BRIDGE, noun. A solid crust of undissolved salt in a water softener.
BRIDGE, verb. To be or make a bridge over something.
BRIDGE, verb. To span as if with a bridge.
BRIDGE, verb. (music) To transition from one piece or section of music to another without stopping.
BRIDGE, verb. (computing) (communication) To connect two or more computer buses, networks etc. with a bridge.
BRIDGE, verb. (wrestling) To go to the bridge position.
BRIDGE, noun. (card games) A card game played with four players playing as two teams of two players each.
BRIDGE AND TUNNEL, adjective. (New York City) (slang) (pejorative) Alternative spelling of bridge-and-tunnel
BRIDGE LOAN, noun. (business) (finance) A sum of money loaned or borrowed for a short period of time in order to cover expenses until new expected funds become available.
BRIDGE MOUNT, noun. (firearms) a sight mount with a strong metal frame between the rings, used on large caliber rifles to negate the affects of recoil on accuracy.
BRIDGE PATTERN, noun. (software) (design) A structural design pattern that decouple an abstraction from its implementation so that the two can vary independently.
BRIDGE PATTERNS, noun. Plural of bridge pattern
BRIDGE PLUG, noun. A device used to seal a subterranean well of hydrocarbons at a downhole location; may have removable features. Also known as a frac plug.
BRIDGE RAILING, noun. A guard railing.
BRIDGE ROLL, noun. A long bread roll.
BRIDGE SPIDER, noun. A large orb-weaver often found on bridges and near water, Larinioides sclopetarius.
BRIDGE THE GAP, verb. (idiomatic) To serve as or create a connection between two disconnected or disparate things.
BRIDGE TOO FAR, noun. (idiomatic) A step or action that is too ambitious; an act of overreaching.
BRIDGE, noun. A structure that allows people or vehicles to cross an obstacle such as a river or canal or railway etc..
BRIDGE, noun. A circuit consisting of two branches (4 arms arranged in a diamond configuration) across which a meter is connected.

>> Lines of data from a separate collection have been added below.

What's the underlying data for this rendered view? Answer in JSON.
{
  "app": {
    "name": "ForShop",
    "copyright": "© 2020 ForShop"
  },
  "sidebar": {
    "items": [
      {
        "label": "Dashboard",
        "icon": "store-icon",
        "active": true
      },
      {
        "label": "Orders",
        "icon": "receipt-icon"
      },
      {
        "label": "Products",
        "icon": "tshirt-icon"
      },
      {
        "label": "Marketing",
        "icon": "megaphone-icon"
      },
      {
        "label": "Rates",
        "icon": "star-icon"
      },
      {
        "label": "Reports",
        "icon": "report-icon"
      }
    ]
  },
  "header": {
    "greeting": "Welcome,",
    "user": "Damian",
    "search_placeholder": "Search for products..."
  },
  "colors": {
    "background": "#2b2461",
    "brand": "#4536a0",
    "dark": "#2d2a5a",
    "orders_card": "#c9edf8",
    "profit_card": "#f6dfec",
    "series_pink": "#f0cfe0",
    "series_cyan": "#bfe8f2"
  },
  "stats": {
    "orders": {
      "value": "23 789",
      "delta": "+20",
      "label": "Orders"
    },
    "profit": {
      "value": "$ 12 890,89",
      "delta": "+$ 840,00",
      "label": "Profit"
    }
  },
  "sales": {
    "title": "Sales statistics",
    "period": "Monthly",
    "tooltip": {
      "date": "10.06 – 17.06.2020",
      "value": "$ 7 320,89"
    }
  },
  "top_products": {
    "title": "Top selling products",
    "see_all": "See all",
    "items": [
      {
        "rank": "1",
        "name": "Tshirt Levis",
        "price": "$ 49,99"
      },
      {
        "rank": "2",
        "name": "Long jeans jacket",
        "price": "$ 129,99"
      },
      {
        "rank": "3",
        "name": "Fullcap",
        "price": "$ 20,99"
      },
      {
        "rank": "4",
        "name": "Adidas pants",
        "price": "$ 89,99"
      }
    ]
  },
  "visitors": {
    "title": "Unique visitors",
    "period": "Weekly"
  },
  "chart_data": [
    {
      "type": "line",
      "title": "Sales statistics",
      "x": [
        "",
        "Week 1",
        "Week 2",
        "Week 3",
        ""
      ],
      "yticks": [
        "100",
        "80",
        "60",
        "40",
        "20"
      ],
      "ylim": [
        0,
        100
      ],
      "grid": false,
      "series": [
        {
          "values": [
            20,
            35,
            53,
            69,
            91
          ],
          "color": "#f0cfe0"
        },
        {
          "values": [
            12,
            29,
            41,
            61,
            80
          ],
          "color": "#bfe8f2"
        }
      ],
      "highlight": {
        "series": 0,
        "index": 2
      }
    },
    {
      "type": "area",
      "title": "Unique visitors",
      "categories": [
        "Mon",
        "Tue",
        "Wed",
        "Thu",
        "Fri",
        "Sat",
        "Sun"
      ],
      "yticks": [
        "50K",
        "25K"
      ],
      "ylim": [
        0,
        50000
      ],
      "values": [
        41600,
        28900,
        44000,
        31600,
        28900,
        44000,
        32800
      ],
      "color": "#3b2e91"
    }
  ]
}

BRIDGE, noun. Something resembling a bridge in form or function; "his letters provided a bridge across the centuries".
BRIDGE, noun. The hard ridge that forms the upper part of the nose; "her glasses left marks on the bridge of her nose".
BRIDGE, noun. Any of various card games based on whist for four players.

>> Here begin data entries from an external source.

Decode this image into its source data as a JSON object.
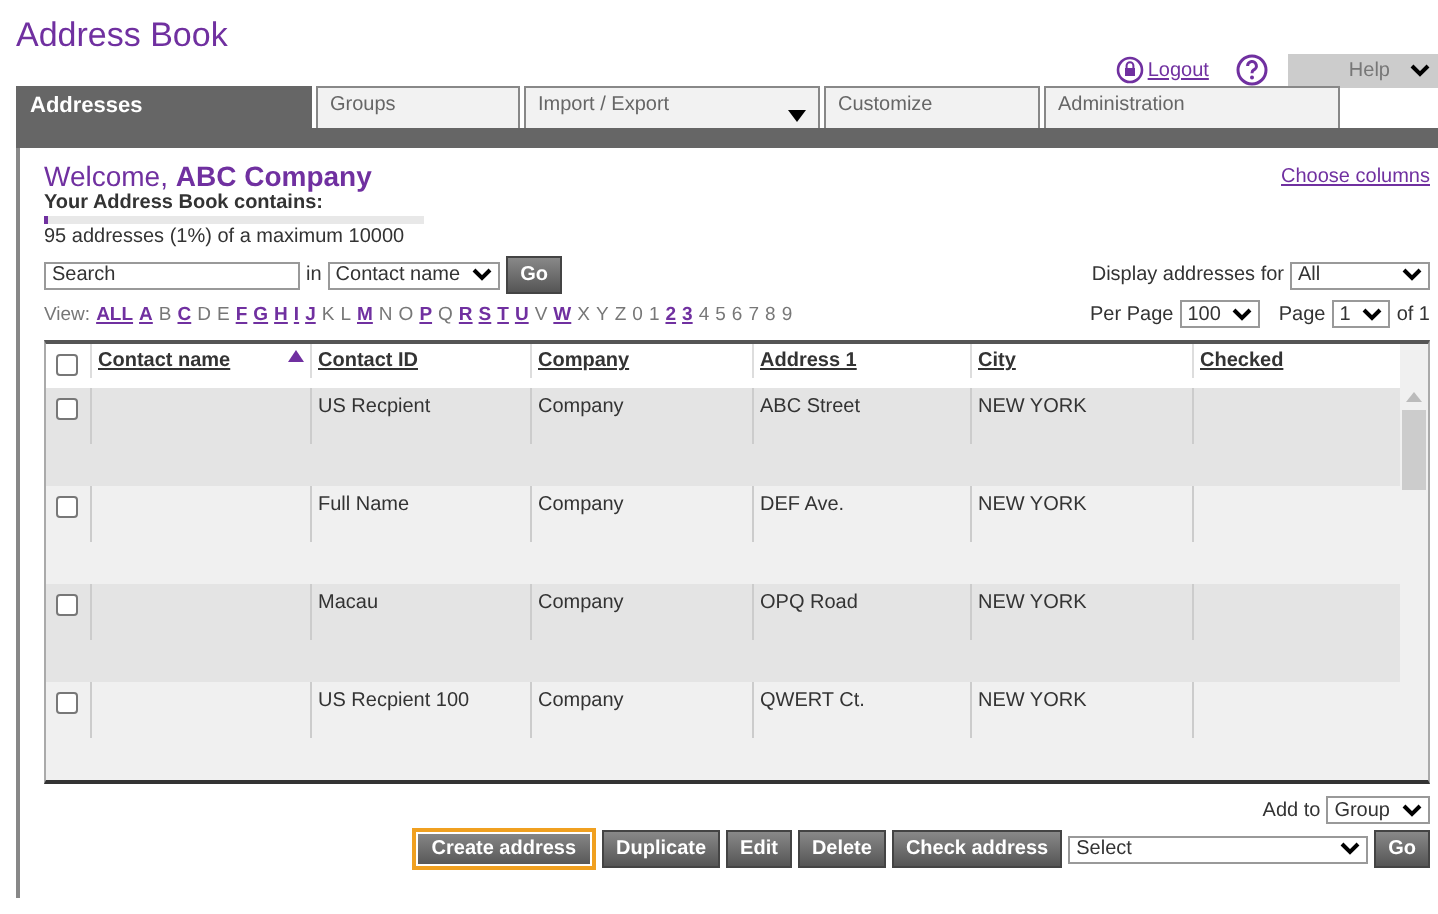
{
  "app_title": "Address Book",
  "header_links": [
    {
      "kind": "logout",
      "label": "Logout"
    },
    {
      "kind": "help",
      "label": "Help"
    }
  ],
  "tabs": [
    {
      "label": "Addresses",
      "selected": true,
      "dropdown": false
    },
    {
      "label": "Groups",
      "selected": false,
      "dropdown": false
    },
    {
      "label": "Import / Export",
      "selected": false,
      "dropdown": true
    },
    {
      "label": "Customize",
      "selected": false,
      "dropdown": false
    },
    {
      "label": "Administration",
      "selected": false,
      "dropdown": false
    }
  ],
  "welcome": {
    "greeting": "Welcome,",
    "company": "ABC Company",
    "choose_columns": "Choose columns"
  },
  "usage": {
    "label": "Your Address Book contains:",
    "level": 0.01,
    "summary": "95 addresses (1%) of a maximum 10000"
  },
  "search": {
    "placeholder": "Search",
    "in_label": "in",
    "field": "Contact name",
    "go": "Go"
  },
  "display_for": {
    "label": "Display addresses for",
    "value": "All"
  },
  "view": {
    "label": "View:",
    "letters": [
      {
        "label": "ALL",
        "linked": true
      },
      {
        "label": "A",
        "linked": true
      },
      {
        "label": "B",
        "linked": false
      },
      {
        "label": "C",
        "linked": true
      },
      {
        "label": "D",
        "linked": false
      },
      {
        "label": "E",
        "linked": false
      },
      {
        "label": "F",
        "linked": true
      },
      {
        "label": "G",
        "linked": true
      },
      {
        "label": "H",
        "linked": true
      },
      {
        "label": "I",
        "linked": true
      },
      {
        "label": "J",
        "linked": true
      },
      {
        "label": "K",
        "linked": false
      },
      {
        "label": "L",
        "linked": false
      },
      {
        "label": "M",
        "linked": true
      },
      {
        "label": "N",
        "linked": false
      },
      {
        "label": "O",
        "linked": false
      },
      {
        "label": "P",
        "linked": true
      },
      {
        "label": "Q",
        "linked": false
      },
      {
        "label": "R",
        "linked": true
      },
      {
        "label": "S",
        "linked": true
      },
      {
        "label": "T",
        "linked": true
      },
      {
        "label": "U",
        "linked": true
      },
      {
        "label": "V",
        "linked": false
      },
      {
        "label": "W",
        "linked": true
      },
      {
        "label": "X",
        "linked": false
      },
      {
        "label": "Y",
        "linked": false
      },
      {
        "label": "Z",
        "linked": false
      },
      {
        "label": "0",
        "linked": false
      },
      {
        "label": "1",
        "linked": false
      },
      {
        "label": "2",
        "linked": true
      },
      {
        "label": "3",
        "linked": true
      },
      {
        "label": "4",
        "linked": false
      },
      {
        "label": "5",
        "linked": false
      },
      {
        "label": "6",
        "linked": false
      },
      {
        "label": "7",
        "linked": false
      },
      {
        "label": "8",
        "linked": false
      },
      {
        "label": "9",
        "linked": false
      }
    ]
  },
  "paging": {
    "per_page_label": "Per Page",
    "per_page": "100",
    "page_label": "Page",
    "page": "1",
    "of": "of 1"
  },
  "table": {
    "select_all_checked": false,
    "columns": [
      {
        "label": "Contact name",
        "sorted": true
      },
      {
        "label": "Contact ID",
        "sorted": false
      },
      {
        "label": "Company",
        "sorted": false
      },
      {
        "label": "Address 1",
        "sorted": false
      },
      {
        "label": "City",
        "sorted": false
      },
      {
        "label": "Checked",
        "sorted": false
      }
    ],
    "rows": [
      {
        "checked": false,
        "cells": [
          "",
          "US Recpient",
          "Company",
          "ABC Street",
          "NEW YORK",
          ""
        ]
      },
      {
        "checked": false,
        "cells": [
          "",
          "Full Name",
          "Company",
          "DEF Ave.",
          "NEW YORK",
          ""
        ]
      },
      {
        "checked": false,
        "cells": [
          "",
          "Macau",
          "Company",
          "OPQ Road",
          "NEW YORK",
          ""
        ]
      },
      {
        "checked": false,
        "cells": [
          "",
          "US Recpient 100",
          "Company",
          "QWERT Ct.",
          "NEW YORK",
          ""
        ]
      }
    ]
  },
  "add_to": {
    "label": "Add to",
    "value": "Group"
  },
  "actions": [
    {
      "label": "Create address",
      "highlighted": true
    },
    {
      "label": "Duplicate",
      "highlighted": false
    },
    {
      "label": "Edit",
      "highlighted": false
    },
    {
      "label": "Delete",
      "highlighted": false
    },
    {
      "label": "Check address",
      "highlighted": false
    }
  ],
  "action_select": {
    "value": "Select",
    "go": "Go"
  }
}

BRIDGE, noun. A wooden support that holds the strings up.
BRIDGE, noun. A denture anchored to teeth on either side of missing teeth.

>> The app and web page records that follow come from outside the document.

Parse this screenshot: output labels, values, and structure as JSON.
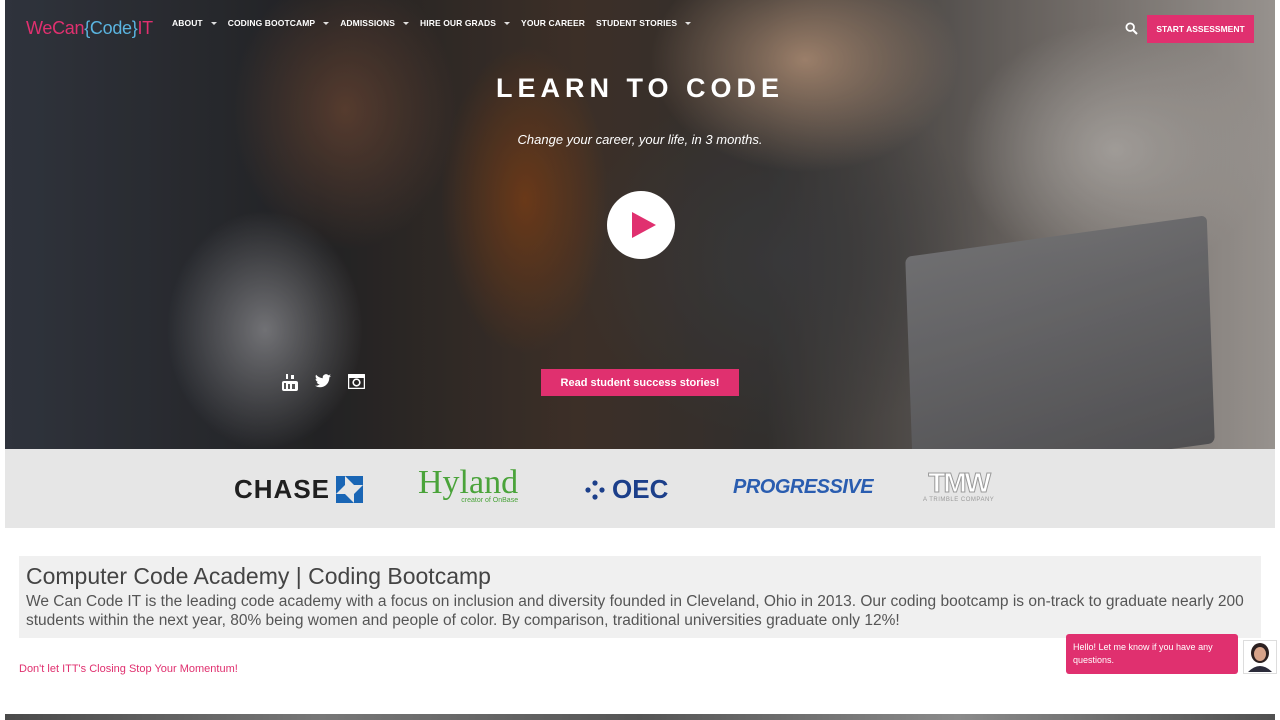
{
  "brand": {
    "logo_part1": "We",
    "logo_part2": "Can",
    "logo_part3": "{Code}",
    "logo_part4": "IT",
    "accent": "#e0306f",
    "logo_blue": "#5ab4e0"
  },
  "nav": {
    "items": [
      {
        "label": "ABOUT",
        "dropdown": true
      },
      {
        "label": "CODING BOOTCAMP",
        "dropdown": true
      },
      {
        "label": "ADMISSIONS",
        "dropdown": true
      },
      {
        "label": "HIRE OUR GRADS",
        "dropdown": true
      },
      {
        "label": "YOUR CAREER",
        "dropdown": false
      },
      {
        "label": "STUDENT STORIES",
        "dropdown": true
      }
    ],
    "search_icon": "search-icon",
    "cta_label": "START ASSESSMENT"
  },
  "hero": {
    "title": "LEARN TO CODE",
    "subtitle": "Change your career, your life, in 3 months.",
    "play_icon": "play-icon",
    "social_icons": [
      "youtube-icon",
      "twitter-icon",
      "instagram-icon"
    ],
    "stories_button": "Read student success stories!"
  },
  "partners": {
    "chase": "CHASE",
    "hyland": "Hyland",
    "hyland_tag": "creator of OnBase",
    "oec": "OEC",
    "progressive": "PROGRESSIVE",
    "tmw": "TMW",
    "tmw_tag": "A TRIMBLE COMPANY"
  },
  "intro": {
    "title": "Computer Code Academy | Coding Bootcamp",
    "text": "We Can Code IT is the leading code academy with a focus on inclusion and diversity founded in Cleveland, Ohio in 2013. Our coding bootcamp is on-track to graduate nearly 200 students within the next year, 80% being women and people of color. By comparison, traditional universities graduate only 12%!",
    "closing_link": "Don't let ITT's Closing Stop Your Momentum!"
  },
  "chat": {
    "message": "Hello! Let me know if you have any questions."
  }
}
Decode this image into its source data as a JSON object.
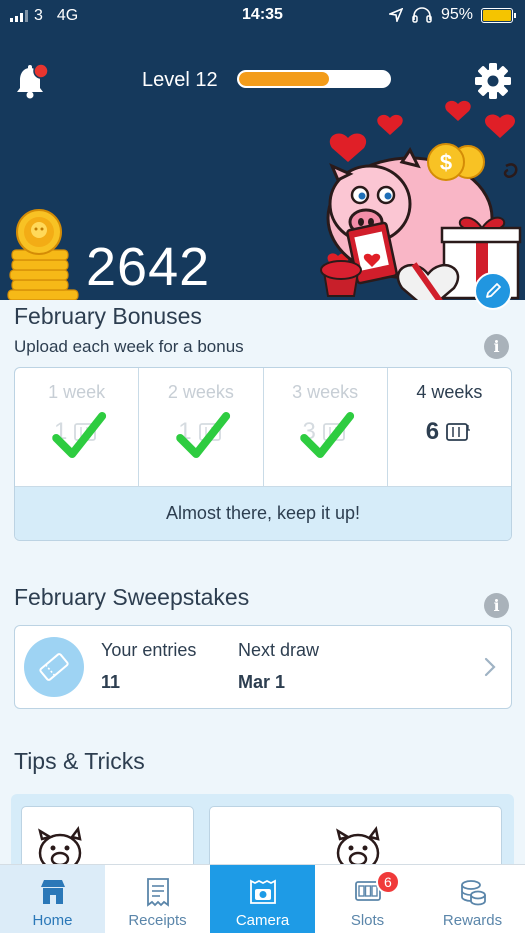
{
  "status_bar": {
    "carrier": "3",
    "network": "4G",
    "time": "14:35",
    "battery": "95%"
  },
  "header": {
    "level_label": "Level 12",
    "level_progress": 0.6,
    "points": "2642"
  },
  "bonuses": {
    "title": "February Bonuses",
    "subtitle": "Upload each week for a bonus",
    "weeks": [
      {
        "label": "1 week",
        "value": "1",
        "done": true
      },
      {
        "label": "2 weeks",
        "value": "1",
        "done": true
      },
      {
        "label": "3 weeks",
        "value": "3",
        "done": true
      },
      {
        "label": "4 weeks",
        "value": "6",
        "done": false
      }
    ],
    "message": "Almost there, keep it up!"
  },
  "sweepstakes": {
    "title": "February Sweepstakes",
    "entries_label": "Your entries",
    "entries_value": "11",
    "draw_label": "Next draw",
    "draw_value": "Mar 1"
  },
  "tips": {
    "title": "Tips & Tricks"
  },
  "tabs": [
    {
      "label": "Home",
      "icon": "home-icon"
    },
    {
      "label": "Receipts",
      "icon": "receipt-icon"
    },
    {
      "label": "Camera",
      "icon": "camera-icon"
    },
    {
      "label": "Slots",
      "icon": "slots-icon",
      "badge": "6"
    },
    {
      "label": "Rewards",
      "icon": "rewards-icon"
    }
  ],
  "colors": {
    "header_bg": "#15395c",
    "accent": "#1e9be6",
    "check": "#2ecc40",
    "badge": "#f03a3a",
    "progress": "#f39c1a"
  }
}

BRIDGE, noun. The link between two lenses; rests on the nose.
BRIDGE, noun. An upper deck where a ship is steered and the captain stands.
BRIDGE, verb. Connect or reduce the distance between.
BRIDGE, verb. Make a bridge across; "bridge a river".
BRIDGE, verb. Cross over on a bridge.
Occasionally in life there are those moments of unutterable fulfillment which cannot be completely explained by those symbols called words. Their meanings can only be articulated by the inaudible language of the heart.